Will chimping make you better?

No, it won't! All that you get by chimping is assurance that what you shot is probably OK. If it isn't, well you can't do much about it anyway – unless you are shooting a static setup, a landscape or a similar subject that doesn't change - or maybe a model who can pose again, in which case you are still better off looking at the model through the viewfinder and pressing the shutter when the pose is right.

Once you have pressed the shutter release, the image is captured, and if it was a good shot, reviewing it won't make it better. If it failed, it failed. Looking at it won't save it, while looking through the viewfinder and being ready to press the shutter again actually might enable you to grab a better version.

So keeping focus on your subject can produce more good pictures.

Reviewing images in a break.

Are there no advantages?

Sure it can be fine to chimp. It proves to you that there's something in the box, and that the images aren't all off. So looking at the display isn't forbidden. Even I do that now and then.

When shooting with one or more flashes I like to check the lighting setup, but only until I'm satisfied. After that I just shoot away. Other situations where exposure isn't straightforward like shooting at night with long exposures, I also chimp. After 30 seconds of exposure I usually want to see that I got what I expected and since the scene is still there, I can redo it if I'm not happy.

I also see quite a lot of photographers going through their images on the LCD after having shot a row. That can be nice too of course. It can be reassuring and let you know whether you did get something useful in series. You will often see pros do that after having shot at sports games, at events, on the red carpet or where they shoot. They can make sure they have something useful right away, but I wonder what they do if they haven't? Ask the players to play the particular game again or ask Clooney or Palthrow to take the stroll once more?

Sharing the image you just shot can be both informative and fun.

Social chimping

Personally I like to do what I call social chimping. That is sharing the images with the subject or other people involved in the shoot. This is a great way of ensuring that people trust you as a photographer and can relax with the conviction that you can actually get good pictures. The screen doesn't tell the whole story, but people can see that there's something useful there and that they don't look like idiots or their products don't look bad.

Personally I like to do what I call social chimping

But don't be fooled. The LCD is not a great place to judge the technical quality of an image, and even zooming to 100% can't always reveal a blurred or badly focused picture. You can use it as a base for a rough judgment, assess the composition, check the histogram for blown out highlights and make sure you aren't totally off, but you can never be absolutely sure that the image is perfect.

Eye sensors

Some cameras have eye sensors (they are actually more like face sensors), that “feel” the proximity of your face to the backside of the camera, and keeps the LCD shut off until you remove the camera from your eyes. Such sensors can keep the bright LCD from turning on while you are shooting.

My Fuji X100 has such sensors and my old and trusty Minolta 7D has too. I turn them off! I really don't like the camera trying to guess when and when not to display anything.

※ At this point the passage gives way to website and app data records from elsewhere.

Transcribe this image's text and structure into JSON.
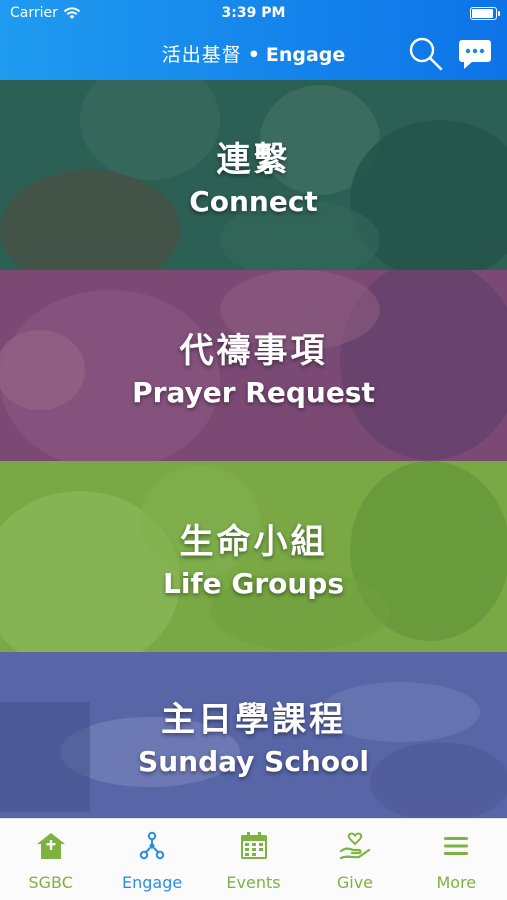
{
  "status_bar": {
    "carrier": "Carrier",
    "time": "3:39 PM"
  },
  "nav": {
    "title_zh": "活出基督",
    "separator": "•",
    "title_en": "Engage",
    "search_icon": "search-icon",
    "chat_icon": "chat-bubble-icon"
  },
  "panels": [
    {
      "label_zh": "連繫",
      "label_en": "Connect",
      "color": "#2f6357"
    },
    {
      "label_zh": "代禱事項",
      "label_en": "Prayer Request",
      "color": "#7c4b76"
    },
    {
      "label_zh": "生命小組",
      "label_en": "Life Groups",
      "color": "#7aa945"
    },
    {
      "label_zh": "主日學課程",
      "label_en": "Sunday School",
      "color": "#5a68aa"
    }
  ],
  "tabbar": {
    "items": [
      {
        "label": "SGBC",
        "icon": "church-icon",
        "active": false
      },
      {
        "label": "Engage",
        "icon": "people-network-icon",
        "active": true
      },
      {
        "label": "Events",
        "icon": "calendar-icon",
        "active": false
      },
      {
        "label": "Give",
        "icon": "give-hand-heart-icon",
        "active": false
      },
      {
        "label": "More",
        "icon": "menu-icon",
        "active": false
      }
    ],
    "active_color": "#2a8fe0",
    "inactive_color": "#7cb342"
  }
}
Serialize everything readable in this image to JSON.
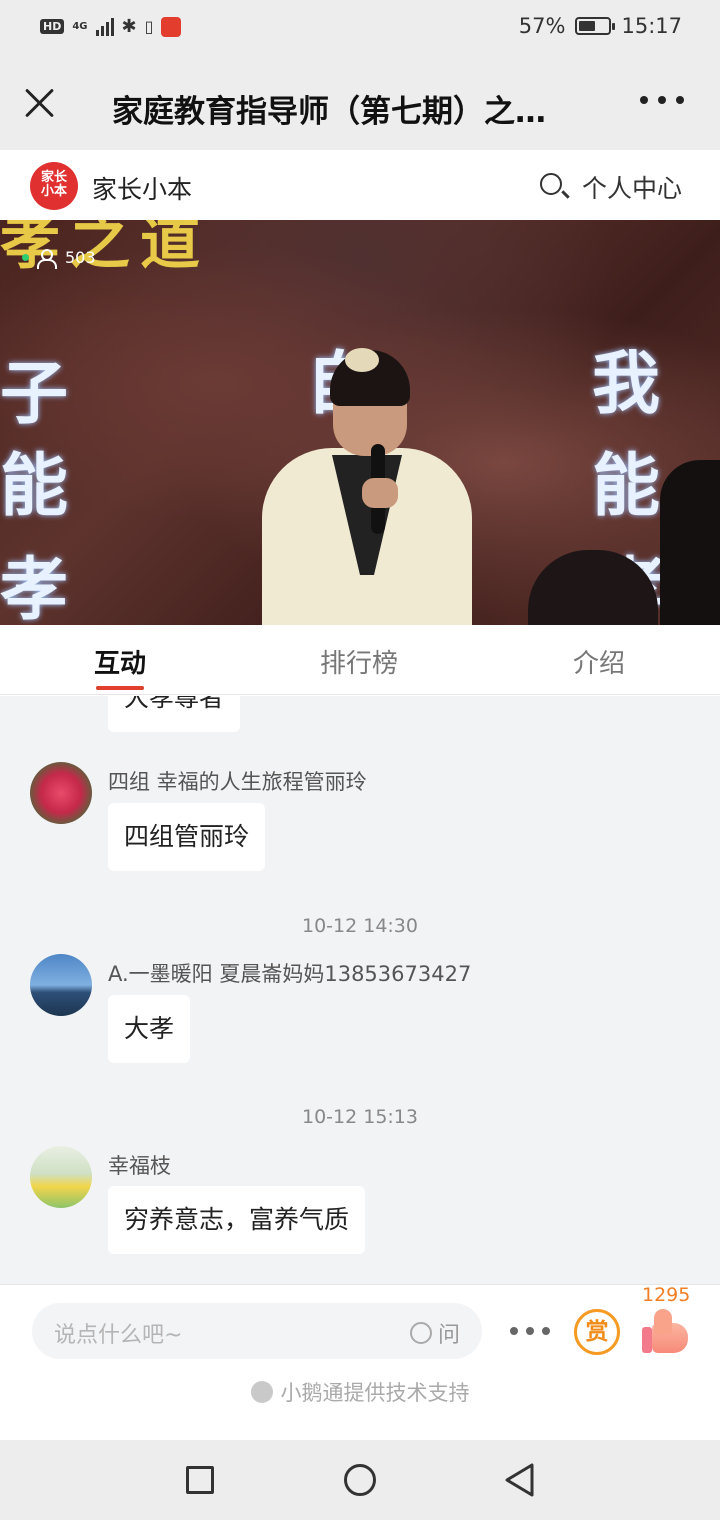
{
  "status_bar": {
    "network": "HD",
    "network_gen": "4G",
    "battery_percent": "57%",
    "battery_level": 0.57,
    "time": "15:17"
  },
  "title_bar": {
    "title": "家庭教育指导师（第七期）之…",
    "close_icon": "close-icon",
    "more_icon": "more-icon"
  },
  "app_header": {
    "logo_text": "家长小本",
    "app_name": "家长小本",
    "search_icon": "search-icon",
    "personal_center": "个人中心"
  },
  "video": {
    "viewer_count": "503",
    "live": true
  },
  "tabs": [
    {
      "label": "互动",
      "active": true
    },
    {
      "label": "排行榜",
      "active": false
    },
    {
      "label": "介绍",
      "active": false
    }
  ],
  "chat": {
    "partial_message": "大孝尊者",
    "messages": [
      {
        "nickname": "四组 幸福的人生旅程管丽玲",
        "text": "四组管丽玲"
      },
      {
        "time": "10-12 14:30",
        "nickname": "A.一墨暖阳 夏晨崙妈妈13853673427",
        "text": "大孝"
      },
      {
        "time": "10-12 15:13",
        "nickname": "幸福枝",
        "text": "穷养意志，富养气质"
      }
    ]
  },
  "bottom": {
    "input_placeholder": "说点什么吧~",
    "ask_label": "问",
    "reward_label": "赏",
    "like_count": "1295",
    "support_text": "小鹅通提供技术支持"
  },
  "colors": {
    "accent": "#e23d2d",
    "reward": "#f59a23",
    "like": "#f07e24"
  }
}
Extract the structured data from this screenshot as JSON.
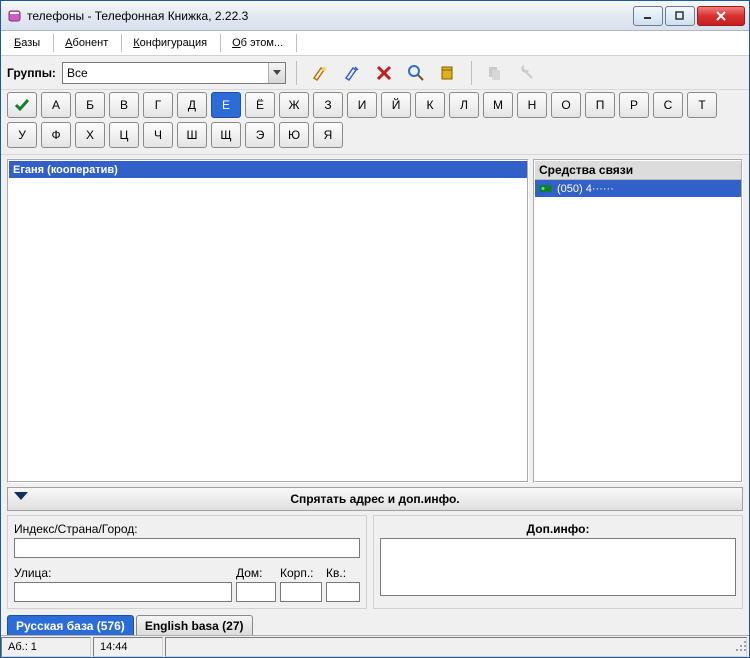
{
  "window": {
    "title": "телефоны - Телефонная Книжка, 2.22.3"
  },
  "menu": {
    "db": "Базы",
    "sub": "Абонент",
    "conf": "Конфигурация",
    "about": "Об этом..."
  },
  "toolbar": {
    "groups_label": "Группы:",
    "group_value": "Все"
  },
  "alpha": {
    "row": [
      "А",
      "Б",
      "В",
      "Г",
      "Д",
      "Е",
      "Ё",
      "Ж",
      "З",
      "И",
      "Й",
      "К",
      "Л",
      "М",
      "Н",
      "О",
      "П",
      "Р",
      "С",
      "Т",
      "У",
      "Ф",
      "Х",
      "Ц",
      "Ч",
      "Ш",
      "Щ",
      "Э",
      "Ю",
      "Я"
    ],
    "active": "Е"
  },
  "list": {
    "selected": "Еганя (кооператив)"
  },
  "contacts": {
    "header": "Средства связи",
    "items": [
      {
        "text": "(050) 4······"
      }
    ]
  },
  "hidebar": {
    "label": "Спрятать адрес и доп.инфо."
  },
  "address": {
    "idx_label": "Индекс/Страна/Город:",
    "street_label": "Улица:",
    "house_label": "Дом:",
    "korp_label": "Корп.:",
    "apt_label": "Кв.:",
    "extra_label": "Доп.инфо:"
  },
  "tabs": {
    "ru": "Русская база (576)",
    "en": "English basa (27)"
  },
  "status": {
    "count": "Аб.: 1",
    "time": "14:44"
  }
}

The Fuji can also change between the internal LCD and the one on the back based on these sensors. Some people might love this type of automation, but I certainly don't.

On my Nikon D5100 I simply turn the LCD display to face in. End of chimping.

Try it

Try turning off the LCD on your camera, and have it stay black until you need it, either for changing settings on the camera or for reviewing an image, checking the histogram, ensuring the right exposure or even controlling focus.

You can turn it off in the menu on almost all cameras, even most of the ones that use the LCD as a viewfinder like compacts and Point&Shoots. On my Nikon D5100 I simply turn the articulated LCD in towards the camera, and voila! There simply is no LCD to look at.

I think it will make you a better and more confident photographer.

Gear mentioned: